Nicholas A Campitelli DPM FACFAS | 468 reads | 0 comments | 07/20/2017

I have had several runners over the past several months present with hallux limitus and surgery was indicated to remove fragments and prevent further joint degradation. Hallux limitus can sometimes present as a slow, debilitating injury in runners. In these cases, it will be painful enough to bring them into your office but not enough to stop them from running.

A Practical Approach To Surgical Management Of Charcot Foot

Brittany E. Mayer, DPM, and Jacob Wynes, DPM, MS, FACFAS | 1,119 reads | 0 comments | 08/21/2017

Despite its existence in the medical literature since 1703, Charcot neuroarthropathy remains an elusive pathology that carries the innate potential to progress and threaten efforts for successful limb salvage.

When A Patient Has A Different Problem On Each Foot

Richard Blake DPM | 482 reads | 0 comments | 08/04/2017

I had a patient contact me previously regarding the left foot for which he received a diagnosis of tenosynovitis and plantar fasciitis. The same patient contacted me recently regarding a separate problem in the right foot.

As for the left foot, the patient increased his activity one day at the gym using an elliptical machine that put weight on his heels and was able to work out for 45 minutes at a good intensity. The next day, the tenosynovitis was much worse and the patient realized he had been curling his toes frequently, testing them to see if they were getting better.

Prescribing Functional Foot Orthoses After Bunionectomies

Larry Huppin DPM | 1,157 reads | 0 comments | 06/30/2016

Following a bunion procedure, our primary goal with orthotic therapy is to encourage full range of motion in the first metatarsophalangeal joint (MPJ).

To encourage first MPJ full range of motion, we wish to decrease excessive ground reactive force under the first ray and allow the first ray to plantarflex. One should design the orthosis to decrease the everted position of the calcaneus when an everted rearfoot is present. In the case of an everted forefoot, the orthosis should support the lateral forefoot (forefoot valgus).

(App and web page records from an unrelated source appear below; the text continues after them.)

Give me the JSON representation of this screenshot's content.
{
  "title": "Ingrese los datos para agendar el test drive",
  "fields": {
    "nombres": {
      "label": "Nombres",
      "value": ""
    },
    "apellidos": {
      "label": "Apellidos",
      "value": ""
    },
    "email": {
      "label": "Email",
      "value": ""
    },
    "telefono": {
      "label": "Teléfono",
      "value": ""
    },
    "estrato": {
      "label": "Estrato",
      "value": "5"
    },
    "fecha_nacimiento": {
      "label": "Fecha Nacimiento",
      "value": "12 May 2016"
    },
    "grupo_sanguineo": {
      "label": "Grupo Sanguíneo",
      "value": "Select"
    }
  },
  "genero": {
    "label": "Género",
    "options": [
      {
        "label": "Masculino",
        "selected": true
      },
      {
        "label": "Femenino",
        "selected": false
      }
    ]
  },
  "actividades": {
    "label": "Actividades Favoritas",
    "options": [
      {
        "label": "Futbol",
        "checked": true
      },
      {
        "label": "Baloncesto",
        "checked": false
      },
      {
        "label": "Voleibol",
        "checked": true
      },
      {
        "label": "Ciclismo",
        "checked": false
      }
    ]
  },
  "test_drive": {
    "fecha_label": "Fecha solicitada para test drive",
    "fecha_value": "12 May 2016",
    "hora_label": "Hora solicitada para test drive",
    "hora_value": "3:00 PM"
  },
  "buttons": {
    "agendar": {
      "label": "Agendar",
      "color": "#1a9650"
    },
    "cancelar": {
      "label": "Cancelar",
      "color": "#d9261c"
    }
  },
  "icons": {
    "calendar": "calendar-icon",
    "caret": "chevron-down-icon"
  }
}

How To Complete Diabetic Shoe Medicare Forms Correctly

Marty Chalfin, CPed | 5,046 reads | 0 comments | 10/31/2016

This author guides podiatrists through compliance paperwork for diabetic shoes that can help ensure payment for diabetic shoes.

Plantar Intrinsics: Important Or Useless Muscles Of The Foot?

Kevin A. Kirby, DPM | 2,208 reads | 0 comments | 11/23/2016

We often think the plantar intrinsic muscles of the foot are relatively unimportant muscles of the foot and lower extremity. Researchers have largely ignored these muscles over the past century.

Emerging Concepts With Dynamic Compression Staples In Foot Surgery

Troy A. Harris, DPM, Lt., MSC, USN (US) | 2,284 reads | 0 comments | 03/02/2017

Nitinol dynamic compression staples may provide unique benefits in a wide variety of foot surgeries. Accordingly, this author shares his experience with staple fixation in recent cases involving an active duty military population. 

Keys To Recognizing Chondrosarcomas In The Foot

Kristine Hoffman DPM | 1,313 reads | 0 comments | 03/21/2017

Bone tumors of the foot are rare with approximately 3 to 6 percent of all bone tumors occurring in the foot.1-4 Chondrosarcomas are the most common malignant tumor of the foot but they still arise infrequently as this type of tumor has more of a predilection for the flat bones of the pelvis, scapula and the diaphysis of long bones. The majority of all bone tumors occurring in the foot are benign enchondromas, chondromyxoid fibromas and chondroblastomas.2,5,6